As I listen to the kids from my apartment complex teeter on their own version of The Lord of the Flies, I hear their taunts and jeers toward one another. “Everyone hates you!” “Go away, _______.” On occasion I have chosen to referee their lawless playtime society. Originally I thought they self-governed well: “Don’t do that ______, your mom wouldn’t approve.” “Be careful _____.” I thought I might even write a general letter to their parents, complementing them on how good their kids are. Then I started to see the fights, hear the bullying, they’re not so diplomatic these days. I feel for the kids who are bullied. Especially when I hear parents arguing through my wall, I know they are guided (or not, as the case may be) by things much larger than their play-time peers will ever realize.
As I heard tonight’s shout: “Everyone hates you!” I thought to myself, no one should ever have to hear that. And I was taken back to a 4th grade play time of my own. Lunch recess, I had just gone to the nurse to take my inhaler, a sign of “uncool” I had yet to realize. I walked out to the soccer field to find my regular group of friends. It was Thursday—white jeans day. I had none. That meant I couldn’t become an official member of the “Angels”—a group SS had thought up. As I walked toward my friends, they all started running away. They figured my asthma would slow me down. At first I didn’t realize they were running from me, so I ran after them, I heard shouts aimed at me to “stay away.” They kept running. And I stopped.
I stood alone on the field only for a few moments. I did not have to run to a teacher, or hide in a corner, or simply hide in the bathroom.
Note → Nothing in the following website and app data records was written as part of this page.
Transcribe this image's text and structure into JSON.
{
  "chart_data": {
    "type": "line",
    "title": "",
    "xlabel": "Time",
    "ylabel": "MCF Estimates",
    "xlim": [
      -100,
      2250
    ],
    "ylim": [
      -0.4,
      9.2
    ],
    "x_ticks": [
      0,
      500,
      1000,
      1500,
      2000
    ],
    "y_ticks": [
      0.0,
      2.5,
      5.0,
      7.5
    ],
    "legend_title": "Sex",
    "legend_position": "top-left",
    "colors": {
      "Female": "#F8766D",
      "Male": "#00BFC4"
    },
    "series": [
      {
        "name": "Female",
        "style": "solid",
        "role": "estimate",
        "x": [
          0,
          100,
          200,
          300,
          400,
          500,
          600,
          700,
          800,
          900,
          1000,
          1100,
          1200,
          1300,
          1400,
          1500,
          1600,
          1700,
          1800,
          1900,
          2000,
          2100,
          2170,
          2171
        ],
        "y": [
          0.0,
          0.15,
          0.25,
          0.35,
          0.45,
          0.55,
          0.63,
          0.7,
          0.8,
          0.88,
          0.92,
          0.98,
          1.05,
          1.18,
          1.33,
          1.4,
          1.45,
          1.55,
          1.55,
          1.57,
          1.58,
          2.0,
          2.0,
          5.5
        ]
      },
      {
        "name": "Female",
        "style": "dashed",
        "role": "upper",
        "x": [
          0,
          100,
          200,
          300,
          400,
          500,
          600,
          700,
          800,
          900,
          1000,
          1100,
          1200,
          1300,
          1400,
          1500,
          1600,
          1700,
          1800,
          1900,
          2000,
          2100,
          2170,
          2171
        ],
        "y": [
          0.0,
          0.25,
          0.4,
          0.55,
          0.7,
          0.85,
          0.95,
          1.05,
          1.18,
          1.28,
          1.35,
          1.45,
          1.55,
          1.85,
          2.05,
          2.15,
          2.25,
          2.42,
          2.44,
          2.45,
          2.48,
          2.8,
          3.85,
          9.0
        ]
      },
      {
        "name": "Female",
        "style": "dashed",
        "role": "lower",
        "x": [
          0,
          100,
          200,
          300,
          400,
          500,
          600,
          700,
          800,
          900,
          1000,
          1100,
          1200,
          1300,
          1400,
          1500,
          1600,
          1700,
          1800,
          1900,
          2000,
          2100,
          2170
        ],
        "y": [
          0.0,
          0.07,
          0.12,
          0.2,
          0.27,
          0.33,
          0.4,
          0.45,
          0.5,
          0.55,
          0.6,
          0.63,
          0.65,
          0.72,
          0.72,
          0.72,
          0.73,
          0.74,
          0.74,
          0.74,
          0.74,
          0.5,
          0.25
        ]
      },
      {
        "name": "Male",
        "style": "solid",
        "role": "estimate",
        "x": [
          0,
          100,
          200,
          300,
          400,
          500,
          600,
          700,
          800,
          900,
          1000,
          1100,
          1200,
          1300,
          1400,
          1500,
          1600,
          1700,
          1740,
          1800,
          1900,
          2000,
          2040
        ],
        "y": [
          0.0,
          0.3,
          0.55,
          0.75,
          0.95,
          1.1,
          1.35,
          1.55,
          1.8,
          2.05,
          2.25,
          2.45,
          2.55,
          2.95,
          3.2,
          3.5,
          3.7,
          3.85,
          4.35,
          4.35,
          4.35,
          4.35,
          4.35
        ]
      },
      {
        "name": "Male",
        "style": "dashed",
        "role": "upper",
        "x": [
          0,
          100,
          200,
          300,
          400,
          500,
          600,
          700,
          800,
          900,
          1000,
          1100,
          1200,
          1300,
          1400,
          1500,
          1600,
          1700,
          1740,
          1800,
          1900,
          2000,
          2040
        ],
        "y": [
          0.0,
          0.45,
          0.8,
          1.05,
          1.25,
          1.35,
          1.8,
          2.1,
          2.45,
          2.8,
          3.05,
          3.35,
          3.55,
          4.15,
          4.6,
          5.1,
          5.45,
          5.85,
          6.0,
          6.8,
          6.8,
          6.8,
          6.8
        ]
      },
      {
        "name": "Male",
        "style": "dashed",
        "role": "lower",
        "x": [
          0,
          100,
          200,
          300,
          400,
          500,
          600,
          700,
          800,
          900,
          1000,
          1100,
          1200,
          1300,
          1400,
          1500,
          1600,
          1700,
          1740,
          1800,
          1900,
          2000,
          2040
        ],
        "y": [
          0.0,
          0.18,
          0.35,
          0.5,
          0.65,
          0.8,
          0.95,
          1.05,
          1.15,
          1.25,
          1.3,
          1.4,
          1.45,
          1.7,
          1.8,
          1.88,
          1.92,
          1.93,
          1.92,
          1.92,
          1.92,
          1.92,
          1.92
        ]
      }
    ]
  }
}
I had other friends on the field that day. I stopped and ran to them in tears. Instead of running, KK, RV, AG, and others took up for me. They rallied around me and, if memory serves, even confronted SS on how mean she had been. Nevertheless it wasn’t their actions that marked me, it was SS’s.
It’s ironic how minor moments can have a monumental affect on your life. For years I have said my mantra is “I’m not good enough”—regularly: “I’m not cool enough.” I think those mere moments that day in 4th grade are what branded my heart with that horrible mantra. As I look to the new life/new birth/new beginning we (I) celebrate on Easter I think it’s time to leave two things in the past—1) My resentment (albeit minimal after all these years) toward SS. She was a kid, and she did what kids do—made a place for herself, distinguished herself, and threw a couple of play-time *punches*. 2) I think it’s time to let go of the mantra that has so molded me (especially my habits of self-deprecation). I think I can manage to let go of 15 minutes of history for the following 15 years of my life that they haunted. It’s time for new birth, a new mantra, and new esteem.